In recent years, China recorded several fire-related incidents involving new-energy vehicles.
According to the latest data released by the Chinese Fire and Rescue Department of the Ministry of Emergency Management on April 3, 640 electric vehicles caught fire in the first quarter of this year, up 32% year-on-year.
This means that there are about seven electric vehicles caught on fire per day on average.
According to Car News China, when comparing the above-mentioned numbers to the past two years, there were only 86 electric vehicle fire accidents reported, or an average of one accident per week.
Once the news broke out, the public had a heated discussion about the new energy vehicles’ safety.
Compared with vehicles using fuel, fire incidents of new energy vehicles are more likely to cause public concern.
In the middle of the night on June 13, according to a video shot by netizens in the Ordos, in north China’s Inner Mongolia region, a Huawei cell phone store was blazing up. According to state-backed media Global Times, the AITO M5, the first HarmonyOS-powered electric vehicle placed in the store, was burned to only the frame. [Video]
The fire killed two people. Both died from asphyxiation from carbon monoxide poisoning. Global Times reported that before this incident, there wasn’t any abnormality in the store.
In addition, on June 11, two new energy vehicles in Heyuan City, Guangdong Province, suddenly exploded while charging, and one of the cars was burned into its chassis. In late June, another new energy vehicle in Hefei City, Anhui Province, also exploded during the charging process.
When firefighters arrived at the scene, loud explosions could be heard, and the electric car was burning. Thick black smoke was billowing up into the sky.
State-run media Guangxi Nanguo Morning Post reported, on the evening of April 6, a charging electric vehicle suddenly caught fire at an electric vehicle charging station in Wuyi Road, Nanning City. After several explosions, black smoke poured from the car. The car was then burned beyond recognition. [Video]
Accordingly, the electric car on fire was an Ora brand owned by Hebei Great Wall Motors, and it was only more than two years old.
Lately, BYD, China’s largest new energy vehicle manufacturer, has also experienced many fire-related incidents involving new-energy vehicles.
At noon on June 12, a BYD new energy vehicle exploded near Yinxia Plaza, Xiangzhou District, Zhuhai City, Guangdong Province. [Video]
According to Tencent.com, the owner bought that car in June 2020.
The incident came after the owner charged the car for more than one hour in the morning. After that, he parked it downstairs until the smoke burst into flames.
On June 6, a BYD Tang new energy vehicle caught fire on the road in Guigang, Guangxi. On the same day, another BYD new energy vehicle also suddenly ignited at the exit of a tunnel in Nanhai District, Foshan, Guangdong. [Image 4&5][Video]

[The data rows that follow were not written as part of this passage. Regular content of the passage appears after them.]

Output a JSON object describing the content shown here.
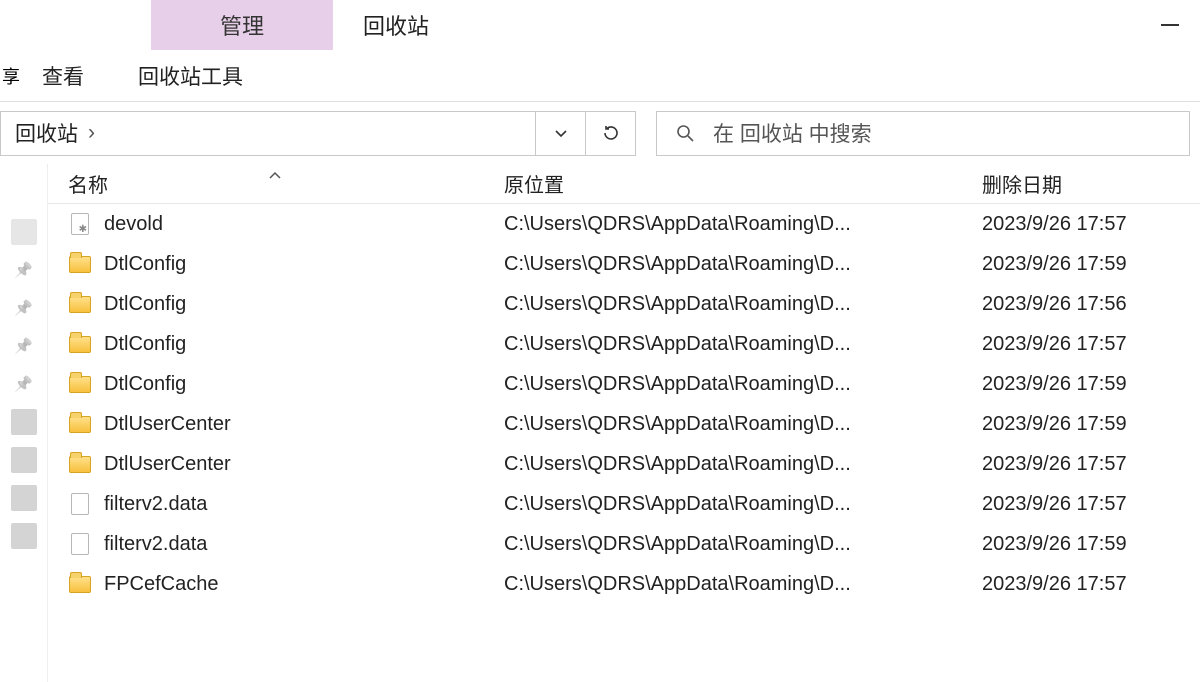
{
  "title": {
    "context_tab": "管理",
    "window_title": "回收站"
  },
  "ribbon": {
    "partial_tab": "享",
    "tabs": [
      "查看",
      "回收站工具"
    ]
  },
  "address": {
    "segments": [
      "回收站"
    ],
    "separator": "›"
  },
  "search": {
    "placeholder": "在 回收站 中搜索"
  },
  "columns": {
    "name": "名称",
    "origin": "原位置",
    "deleted": "删除日期"
  },
  "rows": [
    {
      "icon": "gearfile",
      "name": "devold",
      "origin": "C:\\Users\\QDRS\\AppData\\Roaming\\D...",
      "deleted": "2023/9/26 17:57"
    },
    {
      "icon": "folder",
      "name": "DtlConfig",
      "origin": "C:\\Users\\QDRS\\AppData\\Roaming\\D...",
      "deleted": "2023/9/26 17:59"
    },
    {
      "icon": "folder",
      "name": "DtlConfig",
      "origin": "C:\\Users\\QDRS\\AppData\\Roaming\\D...",
      "deleted": "2023/9/26 17:56"
    },
    {
      "icon": "folder",
      "name": "DtlConfig",
      "origin": "C:\\Users\\QDRS\\AppData\\Roaming\\D...",
      "deleted": "2023/9/26 17:57"
    },
    {
      "icon": "folder",
      "name": "DtlConfig",
      "origin": "C:\\Users\\QDRS\\AppData\\Roaming\\D...",
      "deleted": "2023/9/26 17:59"
    },
    {
      "icon": "folder",
      "name": "DtlUserCenter",
      "origin": "C:\\Users\\QDRS\\AppData\\Roaming\\D...",
      "deleted": "2023/9/26 17:59"
    },
    {
      "icon": "folder",
      "name": "DtlUserCenter",
      "origin": "C:\\Users\\QDRS\\AppData\\Roaming\\D...",
      "deleted": "2023/9/26 17:57"
    },
    {
      "icon": "file",
      "name": "filterv2.data",
      "origin": "C:\\Users\\QDRS\\AppData\\Roaming\\D...",
      "deleted": "2023/9/26 17:57"
    },
    {
      "icon": "file",
      "name": "filterv2.data",
      "origin": "C:\\Users\\QDRS\\AppData\\Roaming\\D...",
      "deleted": "2023/9/26 17:59"
    },
    {
      "icon": "folder",
      "name": "FPCefCache",
      "origin": "C:\\Users\\QDRS\\AppData\\Roaming\\D...",
      "deleted": "2023/9/26 17:57"
    }
  ]
}
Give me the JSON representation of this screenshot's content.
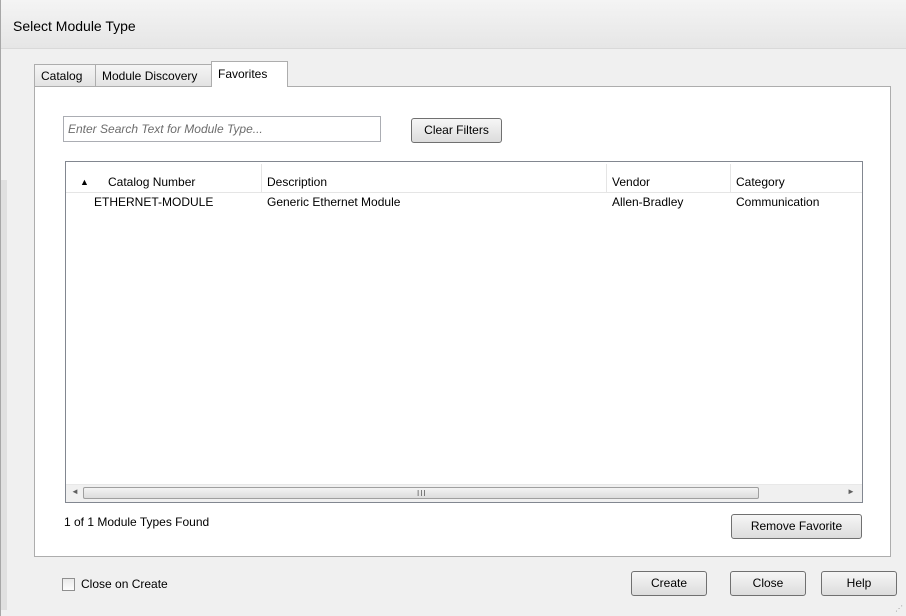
{
  "window": {
    "title": "Select Module Type"
  },
  "tabs": [
    {
      "label": "Catalog",
      "active": false
    },
    {
      "label": "Module Discovery",
      "active": false
    },
    {
      "label": "Favorites",
      "active": true
    }
  ],
  "search": {
    "placeholder": "Enter Search Text for Module Type..."
  },
  "clear_filters_label": "Clear Filters",
  "table": {
    "sort_indicator": "▲",
    "columns": [
      "Catalog Number",
      "Description",
      "Vendor",
      "Category"
    ],
    "rows": [
      [
        "ETHERNET-MODULE",
        "Generic Ethernet Module",
        "Allen-Bradley",
        "Communication"
      ]
    ]
  },
  "scrollbar": {
    "left_arrow": "◄",
    "right_arrow": "►",
    "grip": "III"
  },
  "status": {
    "found_text": "1 of 1 Module Types Found"
  },
  "remove_favorite_label": "Remove Favorite",
  "close_on_create": {
    "label": "Close on Create",
    "checked": false
  },
  "buttons": {
    "create": "Create",
    "close": "Close",
    "help": "Help"
  },
  "colors": {
    "window_bg": "#f0f0f0",
    "panel_bg": "#ffffff",
    "border": "#adadad"
  }
}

According to incomplete statistics, from the beginning of this year to June, there were 42 unexplained fire-related accidents involving BYD.
It is worth noting that in recent years, in addition to the promotion of new energy vehicles by the Chinese regime, major Chinese battery companies have also deployed globally to compete for lithium ore resources.
As Caixin Global reported in September 2017, Xin Guobin, deputy minister of the Ministry of Industry and Information Technology, said that China had begun research on formulating a timetable to stop the production and sales of traditional energy vehicles.
In March 2019, Hainan provincial officials announced that the sale of cars powered by fossil fuels would be banned in the province starting in 2030.